The Australian Women's Weekly: 570,228 per month (ACP)
Cosmopolitan: 175,455 (ACP)
Cleo: 160,137 (ACP)
Marie Claire: 115,500+ (Pacific)
Madison: 97,632 (ACP)
Shop Til You Drop: 75,017 (ACP)
Women's Health: 75,000+ (Pacific)
InStyle: 64,874 (Pacific)
New Woman: 60,229
Harper's Bazaar: 53,531 (ACP)
Vogue Australia: 51,827 (News Magazines)
Not a lot of surprises – Harper's continues to out-sell Vogue (the only country in the world, I believe, where it does so), and the gap between teen titles Girlfriend and Dolly is practically non-existent, which is a huge coup for Pacific and departing Girlfriend editor (and friend of GWAS) Sarah Oakes, and should make things nice for the ad sales girls.
It will certainly be interesting to see the figures for the year to June '08, as well as the affect that Grazia and Glamour's entry will have on local market.

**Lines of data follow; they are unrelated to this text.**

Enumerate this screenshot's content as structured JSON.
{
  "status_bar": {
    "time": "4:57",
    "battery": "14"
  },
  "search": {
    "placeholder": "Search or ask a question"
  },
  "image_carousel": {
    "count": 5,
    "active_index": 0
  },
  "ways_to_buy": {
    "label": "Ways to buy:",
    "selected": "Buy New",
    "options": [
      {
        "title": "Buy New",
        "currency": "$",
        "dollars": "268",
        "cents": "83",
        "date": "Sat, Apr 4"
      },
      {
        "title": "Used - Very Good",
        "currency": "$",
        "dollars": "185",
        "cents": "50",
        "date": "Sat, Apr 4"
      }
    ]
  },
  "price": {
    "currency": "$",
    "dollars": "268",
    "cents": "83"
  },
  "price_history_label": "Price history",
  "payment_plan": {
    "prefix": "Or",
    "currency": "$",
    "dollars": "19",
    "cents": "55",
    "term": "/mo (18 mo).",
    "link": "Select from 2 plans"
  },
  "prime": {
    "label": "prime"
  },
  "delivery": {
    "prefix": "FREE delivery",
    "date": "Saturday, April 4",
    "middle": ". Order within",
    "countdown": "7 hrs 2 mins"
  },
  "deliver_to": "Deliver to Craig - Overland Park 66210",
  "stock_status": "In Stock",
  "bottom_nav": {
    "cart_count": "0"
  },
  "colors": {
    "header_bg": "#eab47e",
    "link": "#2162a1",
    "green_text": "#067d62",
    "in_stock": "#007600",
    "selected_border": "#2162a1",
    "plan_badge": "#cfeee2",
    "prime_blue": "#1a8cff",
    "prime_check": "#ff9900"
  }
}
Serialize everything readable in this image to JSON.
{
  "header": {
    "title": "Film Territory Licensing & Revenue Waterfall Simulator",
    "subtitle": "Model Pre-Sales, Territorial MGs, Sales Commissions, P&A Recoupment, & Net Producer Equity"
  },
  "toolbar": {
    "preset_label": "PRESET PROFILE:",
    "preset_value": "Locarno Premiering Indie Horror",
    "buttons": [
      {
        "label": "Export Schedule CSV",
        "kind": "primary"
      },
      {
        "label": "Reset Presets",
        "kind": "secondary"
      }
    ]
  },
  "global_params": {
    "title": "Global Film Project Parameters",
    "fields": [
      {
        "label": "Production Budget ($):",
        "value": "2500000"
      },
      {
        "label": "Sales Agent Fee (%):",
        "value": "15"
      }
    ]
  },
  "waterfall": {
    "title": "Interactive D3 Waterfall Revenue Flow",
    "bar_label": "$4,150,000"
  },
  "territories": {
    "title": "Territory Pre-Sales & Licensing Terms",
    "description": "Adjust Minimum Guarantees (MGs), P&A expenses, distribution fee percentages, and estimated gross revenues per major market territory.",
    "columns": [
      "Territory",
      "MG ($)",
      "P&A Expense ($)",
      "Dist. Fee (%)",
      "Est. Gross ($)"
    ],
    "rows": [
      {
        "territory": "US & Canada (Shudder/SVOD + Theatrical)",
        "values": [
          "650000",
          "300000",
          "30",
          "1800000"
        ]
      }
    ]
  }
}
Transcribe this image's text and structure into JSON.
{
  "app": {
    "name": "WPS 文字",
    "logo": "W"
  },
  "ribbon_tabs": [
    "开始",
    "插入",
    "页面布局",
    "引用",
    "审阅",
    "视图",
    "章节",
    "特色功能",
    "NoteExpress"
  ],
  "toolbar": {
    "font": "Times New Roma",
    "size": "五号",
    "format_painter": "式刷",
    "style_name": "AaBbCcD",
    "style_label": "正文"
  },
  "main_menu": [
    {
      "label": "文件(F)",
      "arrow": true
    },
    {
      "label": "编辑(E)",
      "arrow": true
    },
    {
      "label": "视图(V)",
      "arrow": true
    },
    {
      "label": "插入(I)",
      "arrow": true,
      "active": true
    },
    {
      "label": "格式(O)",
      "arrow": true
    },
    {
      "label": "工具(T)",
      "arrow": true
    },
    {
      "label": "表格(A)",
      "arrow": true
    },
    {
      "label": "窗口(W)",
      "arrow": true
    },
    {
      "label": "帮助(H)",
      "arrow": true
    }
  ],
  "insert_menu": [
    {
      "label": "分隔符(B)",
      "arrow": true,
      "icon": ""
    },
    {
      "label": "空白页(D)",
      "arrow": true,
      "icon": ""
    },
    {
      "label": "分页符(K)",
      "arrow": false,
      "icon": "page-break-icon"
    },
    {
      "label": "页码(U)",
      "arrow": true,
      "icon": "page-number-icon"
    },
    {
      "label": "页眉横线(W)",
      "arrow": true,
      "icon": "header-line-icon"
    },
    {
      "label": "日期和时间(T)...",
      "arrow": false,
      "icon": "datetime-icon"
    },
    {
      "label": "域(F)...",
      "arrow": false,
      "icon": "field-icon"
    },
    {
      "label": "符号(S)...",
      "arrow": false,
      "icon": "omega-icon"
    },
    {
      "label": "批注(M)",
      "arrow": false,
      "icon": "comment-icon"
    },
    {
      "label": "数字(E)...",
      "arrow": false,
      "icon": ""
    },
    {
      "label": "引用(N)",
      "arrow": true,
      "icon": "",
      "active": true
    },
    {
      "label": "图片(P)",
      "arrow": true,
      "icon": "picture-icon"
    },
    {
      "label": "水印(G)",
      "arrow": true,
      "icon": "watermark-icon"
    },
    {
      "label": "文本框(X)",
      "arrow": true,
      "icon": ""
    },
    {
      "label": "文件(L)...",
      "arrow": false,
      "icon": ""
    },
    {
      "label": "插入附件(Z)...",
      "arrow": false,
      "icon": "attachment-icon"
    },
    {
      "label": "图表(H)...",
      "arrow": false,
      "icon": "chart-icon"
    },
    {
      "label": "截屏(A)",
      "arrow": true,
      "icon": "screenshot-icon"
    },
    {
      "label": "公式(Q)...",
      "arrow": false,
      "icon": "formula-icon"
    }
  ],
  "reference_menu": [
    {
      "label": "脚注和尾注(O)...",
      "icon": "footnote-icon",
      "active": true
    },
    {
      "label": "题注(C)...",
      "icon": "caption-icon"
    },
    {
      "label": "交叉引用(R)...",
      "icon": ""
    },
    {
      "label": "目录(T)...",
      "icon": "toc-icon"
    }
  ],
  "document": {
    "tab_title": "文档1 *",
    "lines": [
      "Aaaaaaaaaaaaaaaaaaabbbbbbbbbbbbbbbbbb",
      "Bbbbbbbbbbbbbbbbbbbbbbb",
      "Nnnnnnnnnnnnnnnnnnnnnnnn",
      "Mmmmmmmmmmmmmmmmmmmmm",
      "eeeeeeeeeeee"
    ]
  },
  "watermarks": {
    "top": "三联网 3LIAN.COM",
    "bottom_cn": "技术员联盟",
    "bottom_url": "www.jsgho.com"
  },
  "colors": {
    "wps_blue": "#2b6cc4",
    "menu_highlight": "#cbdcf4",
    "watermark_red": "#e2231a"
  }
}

The end-of-year results for Harper's, InStyle, Shop Til You Drop and Girlfriend will be eagerly anticipated by their respective new editors, I'm sure.
Read my post about Jan-June 2007 circulation figures here.
Girl With a Satchel
P.S. The women's lifestyle division of Australia's biggest magazine publisher, ACP Magazines, has launched an interactive online consumer insights site, All Woman Talk (it's pink, of course!), where women can sign up to give their opinion on the company's women's titles, as well as other products and services.
"I have always believed in the power of research to identify a gap in the Australian market," says Pat Ingram, group publisher women's lifestyle titles. "Our focus is on launching magazine titles that consumers want, not what publishers want to sell - research is key to getting it right and our success over the years proves that."
The site will allow consumers (aka valued readers) to give instant feedback on editorial content, ad campaigns, products and services.
"Consumers who participate can hold virtual highlighters and circle elements they like of a magazine cover or advertisement," says women's lifestyle research director Justin Stone. "They can flip through virtual magazines while we track where they look. They can even participate in virtual shopping exercises, where browsing as well as purchasing, is possible. The respondents are given 'in context' situations providing a far greater degree of insight from the research."
Every time a site member completes a survey, she'll go into the quarterly prize draw (sign up before April 14 and go into a draw for $1000 cash).